I read an interesting passage in a SoraNews24 article published last month titled Summer in Japan doesn’t feel like a Japanese summer this year, many are saying. The passage reads as follows:
Ordinarily, mid-June is the start of a two-to-three-month period where if you spend more than a few minutes outside in a short-sleeved shirt, shorts, and/or open-toe footwear, you can expect to come home with fiercely itchy mosquito bits on any flesh that was exposed. This year, though, there’s been a lot less blood-sucking insect activity. Generally mosquitos are active when the temperature is in the range of 25 to 30 degrees Celsius (77 to 86 degrees Fahrenheit). Once temperatures get higher than that, even the mosquitoes don’t want to be out and about in the heat, and will take refuge in the shade of trees and other leafy foliage. With many parts of Japan reaching daytime highs in the mid-30s this summer, even once the sun goes down it’s often still too hot for mosquitoes to go buzzing around, making their absence from people’s notice a 24-hour situation.
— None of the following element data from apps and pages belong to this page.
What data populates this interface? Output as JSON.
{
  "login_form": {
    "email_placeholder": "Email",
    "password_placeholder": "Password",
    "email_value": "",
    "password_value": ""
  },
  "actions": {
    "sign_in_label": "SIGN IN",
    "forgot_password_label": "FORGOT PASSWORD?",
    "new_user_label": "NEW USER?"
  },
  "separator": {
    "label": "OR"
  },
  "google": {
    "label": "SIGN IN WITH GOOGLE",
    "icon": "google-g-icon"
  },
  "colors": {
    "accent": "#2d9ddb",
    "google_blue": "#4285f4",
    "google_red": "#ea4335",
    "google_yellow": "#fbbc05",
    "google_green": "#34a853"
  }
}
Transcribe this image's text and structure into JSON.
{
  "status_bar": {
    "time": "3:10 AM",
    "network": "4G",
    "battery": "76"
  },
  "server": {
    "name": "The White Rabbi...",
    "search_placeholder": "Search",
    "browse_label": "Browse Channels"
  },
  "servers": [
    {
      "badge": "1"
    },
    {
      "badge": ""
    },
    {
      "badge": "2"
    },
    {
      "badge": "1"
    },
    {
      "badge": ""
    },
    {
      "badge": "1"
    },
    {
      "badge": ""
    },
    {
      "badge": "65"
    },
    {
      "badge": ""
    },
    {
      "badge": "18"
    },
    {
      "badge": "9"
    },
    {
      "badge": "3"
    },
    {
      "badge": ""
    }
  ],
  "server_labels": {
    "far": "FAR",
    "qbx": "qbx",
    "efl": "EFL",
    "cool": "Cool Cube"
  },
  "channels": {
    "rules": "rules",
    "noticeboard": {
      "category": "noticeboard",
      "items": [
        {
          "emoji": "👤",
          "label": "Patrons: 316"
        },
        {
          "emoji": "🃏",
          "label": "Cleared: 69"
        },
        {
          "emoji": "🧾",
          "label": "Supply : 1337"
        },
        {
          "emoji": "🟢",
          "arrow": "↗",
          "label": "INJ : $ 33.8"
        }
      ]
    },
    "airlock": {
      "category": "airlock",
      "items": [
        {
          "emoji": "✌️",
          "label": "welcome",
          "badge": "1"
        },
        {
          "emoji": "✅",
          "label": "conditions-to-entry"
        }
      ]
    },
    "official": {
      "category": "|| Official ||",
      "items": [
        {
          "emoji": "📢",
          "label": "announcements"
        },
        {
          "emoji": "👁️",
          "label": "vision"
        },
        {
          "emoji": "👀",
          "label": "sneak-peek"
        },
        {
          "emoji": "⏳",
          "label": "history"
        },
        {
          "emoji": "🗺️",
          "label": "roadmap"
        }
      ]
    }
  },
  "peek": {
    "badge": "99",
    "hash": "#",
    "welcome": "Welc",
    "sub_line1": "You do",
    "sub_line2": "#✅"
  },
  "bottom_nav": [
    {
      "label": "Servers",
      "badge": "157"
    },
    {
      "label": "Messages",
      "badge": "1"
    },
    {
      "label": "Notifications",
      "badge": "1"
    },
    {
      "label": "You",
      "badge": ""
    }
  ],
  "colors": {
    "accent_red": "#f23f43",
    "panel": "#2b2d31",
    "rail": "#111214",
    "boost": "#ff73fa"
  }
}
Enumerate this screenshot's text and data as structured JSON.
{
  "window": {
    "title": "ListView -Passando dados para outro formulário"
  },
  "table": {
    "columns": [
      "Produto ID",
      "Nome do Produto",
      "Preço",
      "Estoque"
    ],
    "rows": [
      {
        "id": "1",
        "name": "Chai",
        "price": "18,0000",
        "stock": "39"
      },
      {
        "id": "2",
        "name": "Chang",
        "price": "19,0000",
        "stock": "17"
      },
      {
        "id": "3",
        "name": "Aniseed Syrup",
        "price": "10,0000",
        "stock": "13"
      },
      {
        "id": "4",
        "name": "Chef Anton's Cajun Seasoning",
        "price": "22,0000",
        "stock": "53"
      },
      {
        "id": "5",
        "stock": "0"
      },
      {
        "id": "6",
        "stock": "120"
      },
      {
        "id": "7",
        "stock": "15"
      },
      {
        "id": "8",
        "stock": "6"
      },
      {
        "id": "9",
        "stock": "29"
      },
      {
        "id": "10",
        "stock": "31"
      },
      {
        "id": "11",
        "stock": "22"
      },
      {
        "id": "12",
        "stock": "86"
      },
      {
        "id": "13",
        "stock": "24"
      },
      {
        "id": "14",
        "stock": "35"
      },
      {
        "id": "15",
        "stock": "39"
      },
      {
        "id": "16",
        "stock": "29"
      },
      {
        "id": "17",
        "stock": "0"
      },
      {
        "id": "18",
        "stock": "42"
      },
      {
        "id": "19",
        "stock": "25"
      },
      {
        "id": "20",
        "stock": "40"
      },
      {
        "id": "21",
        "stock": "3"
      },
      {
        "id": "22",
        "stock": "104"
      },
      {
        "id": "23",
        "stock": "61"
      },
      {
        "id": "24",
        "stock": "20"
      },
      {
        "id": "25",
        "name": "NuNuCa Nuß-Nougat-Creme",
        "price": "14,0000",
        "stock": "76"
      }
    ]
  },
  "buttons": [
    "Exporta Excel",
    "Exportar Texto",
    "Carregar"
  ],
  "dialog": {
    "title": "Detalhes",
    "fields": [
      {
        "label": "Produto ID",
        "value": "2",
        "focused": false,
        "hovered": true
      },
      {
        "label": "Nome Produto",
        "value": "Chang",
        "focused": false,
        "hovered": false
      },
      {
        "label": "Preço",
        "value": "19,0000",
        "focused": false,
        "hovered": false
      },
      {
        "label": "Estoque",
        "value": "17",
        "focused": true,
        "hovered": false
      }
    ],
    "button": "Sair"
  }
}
When I read this article, New York City was in the midst of a heatwave with a string of days hitting, or clearing, 90 degrees. Note of course that this is a heatwave by New York standards, many in the southern United States are unlikely to be too impressed by it. I also note, as always, that hot and cold are merely states of mind.
Despite having a life-time of experience as mosquito-bait, I had not contributed blood to our annoying friends for some time. Right after I read the article, temperatures in my area dipped below 80 for a couple of days. Over those two days, I was mauled by mosquitoes on my lower legs. I am now convinced of the factual nature of the SoraNews24 mosquito fact. We have another stretch of days above 90. I hope that this will keep me safe, especially with all of the mosquito breeding grounds being enabled by my municipal government.